** SUPPLIED DATA follows **

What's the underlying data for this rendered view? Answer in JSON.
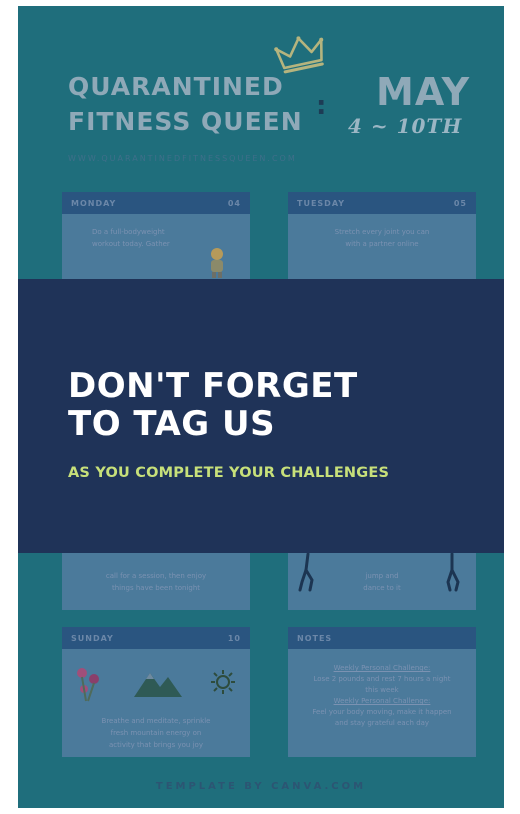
{
  "poster": {
    "title_line1": "QUARANTINED",
    "title_line2": "FITNESS QUEEN",
    "separator": ":",
    "month": "MAY",
    "date_range": "4 ~ 10TH",
    "url": "WWW.QUARANTINEDFITNESSQUEEN.COM",
    "footer": "TEMPLATE BY CANVA.COM",
    "colors": {
      "background": "#1f6e7c",
      "overlay": "#1f3358",
      "accent": "#c7e07a",
      "card_header": "#2a5580"
    }
  },
  "cards": {
    "monday": {
      "day": "MONDAY",
      "num": "04",
      "text1": "Do a full-bodyweight",
      "text2": "workout today. Gather",
      "icon": "woman-icon"
    },
    "tuesday": {
      "day": "TUESDAY",
      "num": "05",
      "text1": "Stretch every joint you can",
      "text2": "with a partner online",
      "text3": ""
    },
    "saturday_left": {
      "text1": "call for a session, then enjoy",
      "text2": "things have been tonight"
    },
    "saturday_right": {
      "text1": "jump and",
      "text2": "dance to it",
      "icon": "runner-icon"
    },
    "sunday": {
      "day": "SUNDAY",
      "num": "10",
      "text1": "Breathe and meditate, sprinkle",
      "text2": "fresh mountain energy on",
      "text3": "activity that brings you joy",
      "icons": [
        "flowers-icon",
        "mountain-icon",
        "sun-icon"
      ]
    },
    "notes": {
      "day": "NOTES",
      "line1": "Weekly Personal Challenge:",
      "line2": "Lose 2 pounds and rest 7 hours a night",
      "line3": "this week",
      "line4": "Weekly Personal Challenge:",
      "line5": "Feel your body moving, make it happen",
      "line6": "and stay grateful each day"
    }
  },
  "overlay": {
    "headline_line1": "DON'T FORGET",
    "headline_line2": "TO TAG US",
    "subline": "AS YOU COMPLETE YOUR CHALLENGES"
  }
}
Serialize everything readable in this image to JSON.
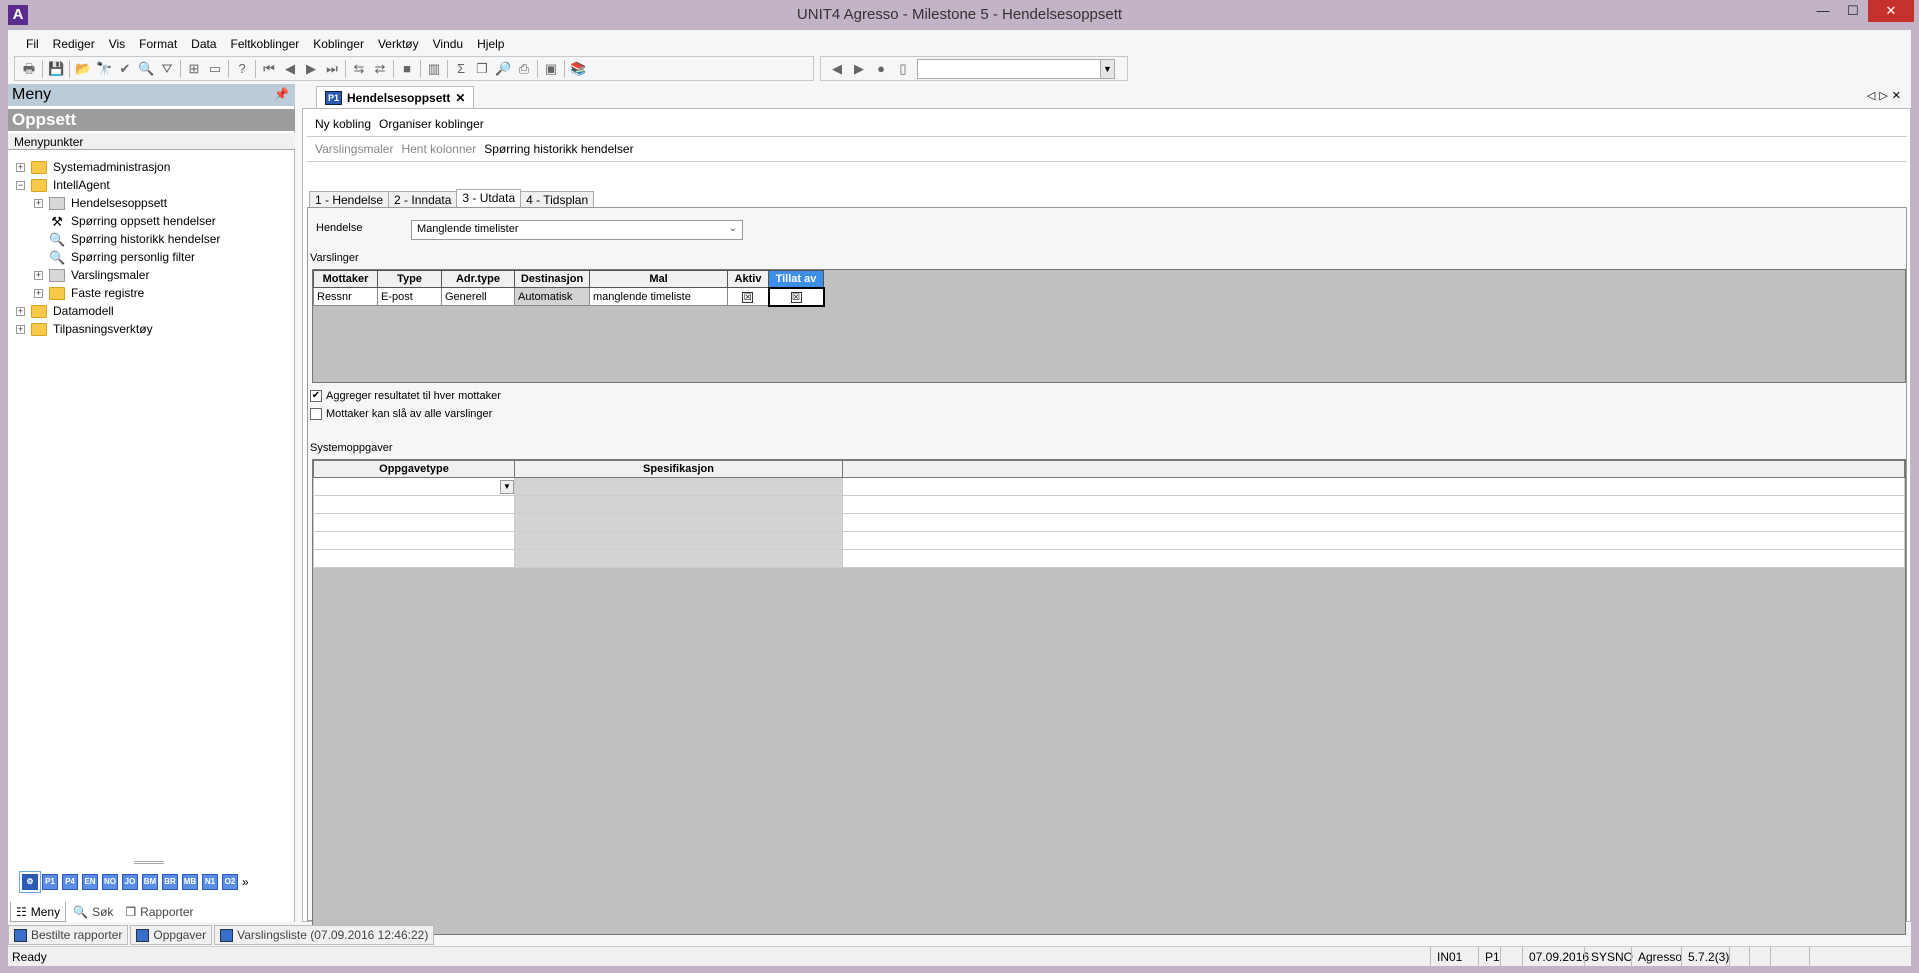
{
  "window": {
    "title": "UNIT4 Agresso - Milestone 5 - Hendelsesoppsett",
    "logo": "A",
    "controls": [
      "minimize",
      "maximize",
      "close"
    ]
  },
  "menubar": [
    "Fil",
    "Rediger",
    "Vis",
    "Format",
    "Data",
    "Feltkoblinger",
    "Koblinger",
    "Verktøy",
    "Vindu",
    "Hjelp"
  ],
  "toolbar": {
    "icons": [
      "print-icon",
      "save-icon",
      "open-icon",
      "find-icon",
      "check-icon",
      "search-icon",
      "filter-icon",
      "insert-row-icon",
      "blank-icon",
      "help-icon",
      "first-icon",
      "prev-icon",
      "next-icon",
      "last-icon",
      "link-icon",
      "unlink-icon",
      "stop-icon",
      "chart-icon",
      "sum-icon",
      "copy-icon",
      "zoom-icon",
      "print-preview-icon",
      "window-icon",
      "books-icon"
    ],
    "nav_icons": [
      "back-icon",
      "forward-icon",
      "stop-circle-icon",
      "page-icon"
    ],
    "combo_value": ""
  },
  "left": {
    "header": "Meny",
    "section": "Oppsett",
    "subheader": "Menypunkter",
    "tree": [
      {
        "label": "Systemadministrasjon",
        "level": 0,
        "exp": "+",
        "icon": "folder"
      },
      {
        "label": "IntellAgent",
        "level": 0,
        "exp": "-",
        "icon": "folder"
      },
      {
        "label": "Hendelsesoppsett",
        "level": 1,
        "exp": "+",
        "icon": "form"
      },
      {
        "label": "Spørring oppsett hendelser",
        "level": 1,
        "exp": "",
        "icon": "tools"
      },
      {
        "label": "Spørring historikk hendelser",
        "level": 1,
        "exp": "",
        "icon": "mag"
      },
      {
        "label": "Spørring personlig filter",
        "level": 1,
        "exp": "",
        "icon": "mag"
      },
      {
        "label": "Varslingsmaler",
        "level": 1,
        "exp": "+",
        "icon": "form"
      },
      {
        "label": "Faste registre",
        "level": 1,
        "exp": "+",
        "icon": "folder"
      },
      {
        "label": "Datamodell",
        "level": 0,
        "exp": "+",
        "icon": "folder"
      },
      {
        "label": "Tilpasningsverktøy",
        "level": 0,
        "exp": "+",
        "icon": "folder"
      }
    ],
    "shortcuts": [
      "⚙",
      "P1",
      "P4",
      "EN",
      "NO",
      "JO",
      "BM",
      "BR",
      "MB",
      "N1",
      "O2"
    ],
    "more": "»",
    "tabs": [
      "Meny",
      "Søk",
      "Rapporter"
    ]
  },
  "doc": {
    "tab_badge": "P1",
    "tab_label": "Hendelsesoppsett",
    "actions1": [
      "Ny kobling",
      "Organiser koblinger"
    ],
    "actions2": [
      {
        "label": "Varslingsmaler",
        "disabled": true
      },
      {
        "label": "Hent kolonner",
        "disabled": true
      },
      {
        "label": "Spørring historikk hendelser",
        "disabled": false
      }
    ],
    "tabs": [
      "1 - Hendelse",
      "2 - Inndata",
      "3 - Utdata",
      "4 - Tidsplan"
    ],
    "active_tab": 2,
    "hendelse_label": "Hendelse",
    "hendelse_value": "Manglende timelister",
    "varslinger_label": "Varslinger",
    "varslinger_columns": [
      "Mottaker",
      "Type",
      "Adr.type",
      "Destinasjon",
      "Mal",
      "Aktiv",
      "Tillat av"
    ],
    "varslinger_rows": [
      [
        "Ressnr",
        "E-post",
        "Generell",
        "Automatisk",
        "manglende timeliste",
        "☒",
        "☒"
      ]
    ],
    "check1": {
      "label": "Aggreger resultatet til hver mottaker",
      "checked": true
    },
    "check2": {
      "label": "Mottaker kan slå av alle varslinger",
      "checked": false
    },
    "system_label": "Systemoppgaver",
    "system_columns": [
      "Oppgavetype",
      "Spesifikasjon",
      ""
    ]
  },
  "bottom_tabs": [
    "Bestilte rapporter",
    "Oppgaver",
    "Varslingsliste (07.09.2016 12:46:22)"
  ],
  "status": {
    "text": "Ready",
    "cells": [
      "IN01",
      "P1",
      "",
      "07.09.2016",
      "SYSNO",
      "Agresso",
      "5.7.2(3)",
      "",
      "",
      "",
      ""
    ]
  }
}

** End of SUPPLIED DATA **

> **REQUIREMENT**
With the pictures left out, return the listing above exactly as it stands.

> **ANSWER**
What's the underlying data for this rendered view? Answer in JSON.
{
  "poster": {
    "title_line1": "QUARANTINED",
    "title_line2": "FITNESS QUEEN",
    "separator": ":",
    "month": "MAY",
    "date_range": "4 ~ 10TH",
    "url": "WWW.QUARANTINEDFITNESSQUEEN.COM",
    "footer": "TEMPLATE BY CANVA.COM",
    "colors": {
      "background": "#1f6e7c",
      "overlay": "#1f3358",
      "accent": "#c7e07a",
      "card_header": "#2a5580"
    }
  },
  "cards": {
    "monday": {
      "day": "MONDAY",
      "num": "04",
      "text1": "Do a full-bodyweight",
      "text2": "workout today. Gather",
      "icon": "woman-icon"
    },
    "tuesday": {
      "day": "TUESDAY",
      "num": "05",
      "text1": "Stretch every joint you can",
      "text2": "with a partner online",
      "text3": ""
    },
    "saturday_left": {
      "text1": "call for a session, then enjoy",
      "text2": "things have been tonight"
    },
    "saturday_right": {
      "text1": "jump and",
      "text2": "dance to it",
      "icon": "runner-icon"
    },
    "sunday": {
      "day": "SUNDAY",
      "num": "10",
      "text1": "Breathe and meditate, sprinkle",
      "text2": "fresh mountain energy on",
      "text3": "activity that brings you joy",
      "icons": [
        "flowers-icon",
        "mountain-icon",
        "sun-icon"
      ]
    },
    "notes": {
      "day": "NOTES",
      "line1": "Weekly Personal Challenge:",
      "line2": "Lose 2 pounds and rest 7 hours a night",
      "line3": "this week",
      "line4": "Weekly Personal Challenge:",
      "line5": "Feel your body moving, make it happen",
      "line6": "and stay grateful each day"
    }
  },
  "overlay": {
    "headline_line1": "DON'T FORGET",
    "headline_line2": "TO TAG US",
    "subline": "AS YOU COMPLETE YOUR CHALLENGES"
  }
}
Serialize everything readable in this image to JSON.
{
  "window": {
    "title": "UNIT4 Agresso - Milestone 5 - Hendelsesoppsett",
    "logo": "A",
    "controls": [
      "minimize",
      "maximize",
      "close"
    ]
  },
  "menubar": [
    "Fil",
    "Rediger",
    "Vis",
    "Format",
    "Data",
    "Feltkoblinger",
    "Koblinger",
    "Verktøy",
    "Vindu",
    "Hjelp"
  ],
  "toolbar": {
    "icons": [
      "print-icon",
      "save-icon",
      "open-icon",
      "find-icon",
      "check-icon",
      "search-icon",
      "filter-icon",
      "insert-row-icon",
      "blank-icon",
      "help-icon",
      "first-icon",
      "prev-icon",
      "next-icon",
      "last-icon",
      "link-icon",
      "unlink-icon",
      "stop-icon",
      "chart-icon",
      "sum-icon",
      "copy-icon",
      "zoom-icon",
      "print-preview-icon",
      "window-icon",
      "books-icon"
    ],
    "nav_icons": [
      "back-icon",
      "forward-icon",
      "stop-circle-icon",
      "page-icon"
    ],
    "combo_value": ""
  },
  "left": {
    "header": "Meny",
    "section": "Oppsett",
    "subheader": "Menypunkter",
    "tree": [
      {
        "label": "Systemadministrasjon",
        "level": 0,
        "exp": "+",
        "icon": "folder"
      },
      {
        "label": "IntellAgent",
        "level": 0,
        "exp": "-",
        "icon": "folder"
      },
      {
        "label": "Hendelsesoppsett",
        "level": 1,
        "exp": "+",
        "icon": "form"
      },
      {
        "label": "Spørring oppsett hendelser",
        "level": 1,
        "exp": "",
        "icon": "tools"
      },
      {
        "label": "Spørring historikk hendelser",
        "level": 1,
        "exp": "",
        "icon": "mag"
      },
      {
        "label": "Spørring personlig filter",
        "level": 1,
        "exp": "",
        "icon": "mag"
      },
      {
        "label": "Varslingsmaler",
        "level": 1,
        "exp": "+",
        "icon": "form"
      },
      {
        "label": "Faste registre",
        "level": 1,
        "exp": "+",
        "icon": "folder"
      },
      {
        "label": "Datamodell",
        "level": 0,
        "exp": "+",
        "icon": "folder"
      },
      {
        "label": "Tilpasningsverktøy",
        "level": 0,
        "exp": "+",
        "icon": "folder"
      }
    ],
    "shortcuts": [
      "⚙",
      "P1",
      "P4",
      "EN",
      "NO",
      "JO",
      "BM",
      "BR",
      "MB",
      "N1",
      "O2"
    ],
    "more": "»",
    "tabs": [
      "Meny",
      "Søk",
      "Rapporter"
    ]
  },
  "doc": {
    "tab_badge": "P1",
    "tab_label": "Hendelsesoppsett",
    "actions1": [
      "Ny kobling",
      "Organiser koblinger"
    ],
    "actions2": [
      {
        "label": "Varslingsmaler",
        "disabled": true
      },
      {
        "label": "Hent kolonner",
        "disabled": true
      },
      {
        "label": "Spørring historikk hendelser",
        "disabled": false
      }
    ],
    "tabs": [
      "1 - Hendelse",
      "2 - Inndata",
      "3 - Utdata",
      "4 - Tidsplan"
    ],
    "active_tab": 2,
    "hendelse_label": "Hendelse",
    "hendelse_value": "Manglende timelister",
    "varslinger_label": "Varslinger",
    "varslinger_columns": [
      "Mottaker",
      "Type",
      "Adr.type",
      "Destinasjon",
      "Mal",
      "Aktiv",
      "Tillat av"
    ],
    "varslinger_rows": [
      [
        "Ressnr",
        "E-post",
        "Generell",
        "Automatisk",
        "manglende timeliste",
        "☒",
        "☒"
      ]
    ],
    "check1": {
      "label": "Aggreger resultatet til hver mottaker",
      "checked": true
    },
    "check2": {
      "label": "Mottaker kan slå av alle varslinger",
      "checked": false
    },
    "system_label": "Systemoppgaver",
    "system_columns": [
      "Oppgavetype",
      "Spesifikasjon",
      ""
    ]
  },
  "bottom_tabs": [
    "Bestilte rapporter",
    "Oppgaver",
    "Varslingsliste (07.09.2016 12:46:22)"
  ],
  "status": {
    "text": "Ready",
    "cells": [
      "IN01",
      "P1",
      "",
      "07.09.2016",
      "SYSNO",
      "Agresso",
      "5.7.2(3)",
      "",
      "",
      "",
      ""
    ]
  }
}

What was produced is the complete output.